Look through the lines below; wherever the word "Consultar" appears, copy that line.

App and web page records:

=-=-=

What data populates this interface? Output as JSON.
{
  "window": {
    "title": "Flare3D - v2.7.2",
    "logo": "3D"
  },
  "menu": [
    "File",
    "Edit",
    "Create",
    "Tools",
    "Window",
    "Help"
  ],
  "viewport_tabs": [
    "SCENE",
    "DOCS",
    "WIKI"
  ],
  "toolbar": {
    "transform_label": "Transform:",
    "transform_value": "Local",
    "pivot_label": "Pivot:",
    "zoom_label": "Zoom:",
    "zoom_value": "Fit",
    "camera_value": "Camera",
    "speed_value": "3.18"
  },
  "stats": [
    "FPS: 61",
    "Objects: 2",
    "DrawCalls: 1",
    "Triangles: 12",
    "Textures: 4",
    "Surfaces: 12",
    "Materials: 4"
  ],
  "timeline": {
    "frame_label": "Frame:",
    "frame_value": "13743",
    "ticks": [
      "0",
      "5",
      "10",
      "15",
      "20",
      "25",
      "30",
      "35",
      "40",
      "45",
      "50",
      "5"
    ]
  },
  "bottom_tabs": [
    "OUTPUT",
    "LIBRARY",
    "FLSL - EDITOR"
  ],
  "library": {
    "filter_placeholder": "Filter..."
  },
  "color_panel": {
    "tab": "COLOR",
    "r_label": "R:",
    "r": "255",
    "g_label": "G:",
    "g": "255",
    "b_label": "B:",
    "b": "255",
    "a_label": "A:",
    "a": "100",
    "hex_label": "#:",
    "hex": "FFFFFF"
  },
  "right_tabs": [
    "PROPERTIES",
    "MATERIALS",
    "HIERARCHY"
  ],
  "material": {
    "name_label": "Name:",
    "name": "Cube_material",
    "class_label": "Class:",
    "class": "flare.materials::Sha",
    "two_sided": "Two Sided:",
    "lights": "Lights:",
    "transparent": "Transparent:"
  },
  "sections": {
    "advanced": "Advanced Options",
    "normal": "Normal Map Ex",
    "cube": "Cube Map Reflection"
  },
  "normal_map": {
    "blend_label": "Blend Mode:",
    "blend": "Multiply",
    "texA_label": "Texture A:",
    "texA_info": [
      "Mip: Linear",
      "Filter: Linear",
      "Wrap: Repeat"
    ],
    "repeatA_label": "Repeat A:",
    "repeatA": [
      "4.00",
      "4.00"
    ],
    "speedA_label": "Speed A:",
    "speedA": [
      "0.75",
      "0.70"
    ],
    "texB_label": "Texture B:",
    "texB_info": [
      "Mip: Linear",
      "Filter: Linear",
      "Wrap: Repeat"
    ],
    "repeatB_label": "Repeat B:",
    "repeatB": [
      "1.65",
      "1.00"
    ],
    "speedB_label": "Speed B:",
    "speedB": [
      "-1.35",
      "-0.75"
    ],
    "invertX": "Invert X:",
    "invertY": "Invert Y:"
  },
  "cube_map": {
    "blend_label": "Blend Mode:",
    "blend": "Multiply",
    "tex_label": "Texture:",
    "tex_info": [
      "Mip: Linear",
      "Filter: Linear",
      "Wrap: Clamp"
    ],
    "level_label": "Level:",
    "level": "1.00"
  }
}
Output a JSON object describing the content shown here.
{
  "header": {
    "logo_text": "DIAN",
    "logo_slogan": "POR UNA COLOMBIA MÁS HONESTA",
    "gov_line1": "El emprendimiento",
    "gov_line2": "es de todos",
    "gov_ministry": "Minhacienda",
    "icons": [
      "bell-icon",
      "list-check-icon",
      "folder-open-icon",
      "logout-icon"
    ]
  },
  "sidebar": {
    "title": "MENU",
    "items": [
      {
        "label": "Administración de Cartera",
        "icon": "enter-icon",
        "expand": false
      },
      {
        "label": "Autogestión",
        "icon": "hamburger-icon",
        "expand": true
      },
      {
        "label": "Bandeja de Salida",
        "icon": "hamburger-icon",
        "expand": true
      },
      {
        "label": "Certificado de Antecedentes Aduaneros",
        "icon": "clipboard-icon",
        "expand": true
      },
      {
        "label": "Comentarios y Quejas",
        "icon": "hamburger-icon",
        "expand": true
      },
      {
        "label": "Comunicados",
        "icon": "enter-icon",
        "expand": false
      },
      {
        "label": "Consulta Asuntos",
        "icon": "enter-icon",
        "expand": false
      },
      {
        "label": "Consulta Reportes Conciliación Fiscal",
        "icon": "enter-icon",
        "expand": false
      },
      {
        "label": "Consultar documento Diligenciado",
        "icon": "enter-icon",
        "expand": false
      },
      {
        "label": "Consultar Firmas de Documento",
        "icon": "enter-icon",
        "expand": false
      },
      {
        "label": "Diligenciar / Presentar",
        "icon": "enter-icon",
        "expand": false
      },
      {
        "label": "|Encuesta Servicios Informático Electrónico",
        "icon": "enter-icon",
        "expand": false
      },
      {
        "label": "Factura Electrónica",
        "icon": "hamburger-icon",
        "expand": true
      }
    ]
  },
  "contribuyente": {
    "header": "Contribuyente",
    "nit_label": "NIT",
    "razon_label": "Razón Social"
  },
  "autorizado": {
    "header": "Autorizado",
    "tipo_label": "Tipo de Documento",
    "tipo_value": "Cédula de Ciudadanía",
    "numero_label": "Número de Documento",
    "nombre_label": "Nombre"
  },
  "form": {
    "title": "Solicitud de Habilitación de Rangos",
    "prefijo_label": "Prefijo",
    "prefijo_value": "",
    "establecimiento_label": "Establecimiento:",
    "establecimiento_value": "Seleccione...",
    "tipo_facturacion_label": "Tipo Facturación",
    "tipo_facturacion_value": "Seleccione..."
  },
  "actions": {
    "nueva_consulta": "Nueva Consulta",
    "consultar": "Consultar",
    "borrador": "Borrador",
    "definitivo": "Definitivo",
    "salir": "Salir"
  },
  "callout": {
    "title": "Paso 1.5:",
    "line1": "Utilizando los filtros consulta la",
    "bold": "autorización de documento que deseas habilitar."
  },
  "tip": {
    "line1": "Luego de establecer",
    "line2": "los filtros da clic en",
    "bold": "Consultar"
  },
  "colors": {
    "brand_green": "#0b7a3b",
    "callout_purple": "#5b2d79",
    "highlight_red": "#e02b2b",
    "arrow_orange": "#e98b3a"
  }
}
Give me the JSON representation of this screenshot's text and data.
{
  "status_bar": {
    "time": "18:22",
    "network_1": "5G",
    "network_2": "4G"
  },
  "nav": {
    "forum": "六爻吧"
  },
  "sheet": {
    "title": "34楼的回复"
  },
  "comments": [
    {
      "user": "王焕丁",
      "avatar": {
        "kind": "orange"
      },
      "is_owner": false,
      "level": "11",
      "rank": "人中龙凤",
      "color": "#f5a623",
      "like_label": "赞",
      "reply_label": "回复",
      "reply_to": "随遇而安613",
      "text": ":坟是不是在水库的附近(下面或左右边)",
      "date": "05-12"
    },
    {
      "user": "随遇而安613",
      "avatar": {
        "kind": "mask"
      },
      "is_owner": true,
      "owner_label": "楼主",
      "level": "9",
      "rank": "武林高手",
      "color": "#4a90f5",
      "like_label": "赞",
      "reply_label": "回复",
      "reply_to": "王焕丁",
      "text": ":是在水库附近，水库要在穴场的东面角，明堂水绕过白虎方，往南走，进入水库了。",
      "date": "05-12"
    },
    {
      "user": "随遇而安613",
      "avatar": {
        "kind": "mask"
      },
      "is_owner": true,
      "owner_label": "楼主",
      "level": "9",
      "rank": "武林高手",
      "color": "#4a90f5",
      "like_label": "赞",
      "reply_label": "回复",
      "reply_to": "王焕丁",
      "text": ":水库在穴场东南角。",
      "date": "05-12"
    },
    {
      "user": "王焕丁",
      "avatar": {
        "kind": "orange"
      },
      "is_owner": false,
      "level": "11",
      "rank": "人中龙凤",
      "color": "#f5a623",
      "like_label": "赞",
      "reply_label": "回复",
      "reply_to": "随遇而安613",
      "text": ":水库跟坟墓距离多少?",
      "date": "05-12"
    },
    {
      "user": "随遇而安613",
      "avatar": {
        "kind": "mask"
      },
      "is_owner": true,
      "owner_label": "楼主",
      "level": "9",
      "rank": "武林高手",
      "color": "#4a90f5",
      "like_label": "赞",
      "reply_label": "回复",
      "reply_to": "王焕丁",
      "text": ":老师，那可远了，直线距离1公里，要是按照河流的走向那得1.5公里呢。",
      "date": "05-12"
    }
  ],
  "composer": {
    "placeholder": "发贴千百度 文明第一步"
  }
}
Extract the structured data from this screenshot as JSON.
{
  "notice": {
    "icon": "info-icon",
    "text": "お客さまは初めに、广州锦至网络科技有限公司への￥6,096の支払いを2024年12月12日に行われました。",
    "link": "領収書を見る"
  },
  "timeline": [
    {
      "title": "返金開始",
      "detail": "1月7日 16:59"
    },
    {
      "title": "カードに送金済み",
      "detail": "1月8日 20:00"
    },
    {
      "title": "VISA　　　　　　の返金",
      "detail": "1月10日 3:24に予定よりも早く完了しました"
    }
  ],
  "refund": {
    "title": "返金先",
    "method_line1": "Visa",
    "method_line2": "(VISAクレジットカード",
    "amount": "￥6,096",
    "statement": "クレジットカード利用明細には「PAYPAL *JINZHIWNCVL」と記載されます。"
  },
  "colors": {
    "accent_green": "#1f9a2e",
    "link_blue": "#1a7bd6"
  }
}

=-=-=

■ ANSWER SPACE ■
        "label": "Consultar documento Diligenciado",
        "label": "Consultar Firmas de Documento",
    "consultar": "Consultar",
    "bold": "Consultar"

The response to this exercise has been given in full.